The current ratio compares current assets with current liabilities:
Current ratio = Current assets / Current liabilities
This ratio indicates how well a company can cover its short-term liabilities with its short- term funds. Short-term funds include: Cash, accounts receivables and inventories. The higher the current ratio, the more funds the company has available to cover its expenses.
The quick ratio is a variation of the current ratio. It indicates how well the company can meet its short-term liabilities if it uses only its most liquid funds, i.e. only cash and cash equivalents. Inventories are therefore not taken into account in the calculation.
Quick ratio = (Cash & cash equivalents + marketable securities + accounts receivables) / Current liabilities
Marketable securities are, for example, shares or other securities that can be sold quickly.

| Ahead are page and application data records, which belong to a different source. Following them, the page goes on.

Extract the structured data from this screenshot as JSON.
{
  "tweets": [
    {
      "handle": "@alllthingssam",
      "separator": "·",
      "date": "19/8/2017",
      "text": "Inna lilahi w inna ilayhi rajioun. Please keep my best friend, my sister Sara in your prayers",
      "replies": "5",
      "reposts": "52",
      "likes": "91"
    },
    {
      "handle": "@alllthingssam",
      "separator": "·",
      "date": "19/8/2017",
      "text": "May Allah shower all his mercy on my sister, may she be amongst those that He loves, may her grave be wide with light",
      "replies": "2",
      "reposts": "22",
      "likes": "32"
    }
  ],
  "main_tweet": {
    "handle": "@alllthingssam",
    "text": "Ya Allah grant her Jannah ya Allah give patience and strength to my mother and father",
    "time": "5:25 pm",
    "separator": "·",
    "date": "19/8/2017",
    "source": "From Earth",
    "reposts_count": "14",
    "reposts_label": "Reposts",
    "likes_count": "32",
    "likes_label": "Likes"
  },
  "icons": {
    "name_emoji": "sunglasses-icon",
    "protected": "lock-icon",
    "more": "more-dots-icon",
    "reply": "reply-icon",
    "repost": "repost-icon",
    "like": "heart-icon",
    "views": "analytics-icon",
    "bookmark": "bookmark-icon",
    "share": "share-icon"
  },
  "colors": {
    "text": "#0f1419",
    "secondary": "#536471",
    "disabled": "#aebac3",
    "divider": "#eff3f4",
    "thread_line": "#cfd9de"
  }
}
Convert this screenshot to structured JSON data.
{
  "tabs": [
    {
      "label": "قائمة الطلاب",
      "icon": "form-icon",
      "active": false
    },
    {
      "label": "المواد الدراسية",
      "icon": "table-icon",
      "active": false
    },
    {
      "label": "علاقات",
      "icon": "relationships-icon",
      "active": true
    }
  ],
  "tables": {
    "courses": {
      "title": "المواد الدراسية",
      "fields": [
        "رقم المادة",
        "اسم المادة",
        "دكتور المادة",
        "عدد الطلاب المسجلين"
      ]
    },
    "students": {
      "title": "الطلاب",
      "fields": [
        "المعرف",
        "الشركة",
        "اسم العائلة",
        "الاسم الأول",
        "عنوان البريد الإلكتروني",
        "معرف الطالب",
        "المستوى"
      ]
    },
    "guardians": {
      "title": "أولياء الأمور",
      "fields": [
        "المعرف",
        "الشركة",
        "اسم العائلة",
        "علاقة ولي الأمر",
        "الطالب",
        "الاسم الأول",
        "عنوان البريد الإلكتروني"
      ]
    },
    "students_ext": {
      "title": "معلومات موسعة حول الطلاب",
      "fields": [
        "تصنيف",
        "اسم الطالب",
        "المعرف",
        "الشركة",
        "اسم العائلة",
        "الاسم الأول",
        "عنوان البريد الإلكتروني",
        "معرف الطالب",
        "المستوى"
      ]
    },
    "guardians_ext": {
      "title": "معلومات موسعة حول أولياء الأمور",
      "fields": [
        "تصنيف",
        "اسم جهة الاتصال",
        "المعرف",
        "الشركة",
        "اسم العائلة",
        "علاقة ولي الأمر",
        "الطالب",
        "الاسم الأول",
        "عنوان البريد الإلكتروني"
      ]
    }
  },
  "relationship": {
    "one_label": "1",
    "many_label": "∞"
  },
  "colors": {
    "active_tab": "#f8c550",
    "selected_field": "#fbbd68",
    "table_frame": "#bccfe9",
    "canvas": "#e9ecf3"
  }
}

Liquidity occurs in many contexts and plays an important role not only in the financial management of a company. Therefore, we have compiled some examples of where liquidity often appears and what it means in the respective context.
When we talk about liquidity in accounting, we mean how easy it is for a company to meet its financial obligations. If a company has a high level of liquidity, it can pay its invoices on time and in the correct amount, and the risk that it will run into payment difficulties is low.
If, on the other hand, the company has low liquidity, it may have problems paying its bills on time. Such a liquidity bottleneck is feared by financial managers because it leads to insolvency if it persists for a long time.
When trading on the stock exchange, the liquidity of shares or other stock exchange products describes how quickly they can be sold. If a share has a high liquidity, it can be sold quickly without the sale having a major impact on the share price.
Shares with low liquidity are more difficult to sell and can become a minus transaction for the seller because he cannot sell them at the desired time.
In this context, the liquidity risk also plays an important role. The higher the risk, the more difficult it is to sell an exchange product at the desired time. This is especially the case with assets for which penalties are due if they are sold prematurely, e.g. certificates of deposit (CDs).
Just as for companies, liquidity is also of central importance for banks. A bank's liquidity indicates how much cash it has to finance its day-to-day business.
In addition to the cash and accounts they manage for their customers, banks' liquid assets also include central bank reserves and investments in safe investment products, e.g. government bonds.
Liquidity is therefore different from a bank's capital. The latter shows how many funds are available to compensate for losses. Capital is therefore the difference between assets and liabilities.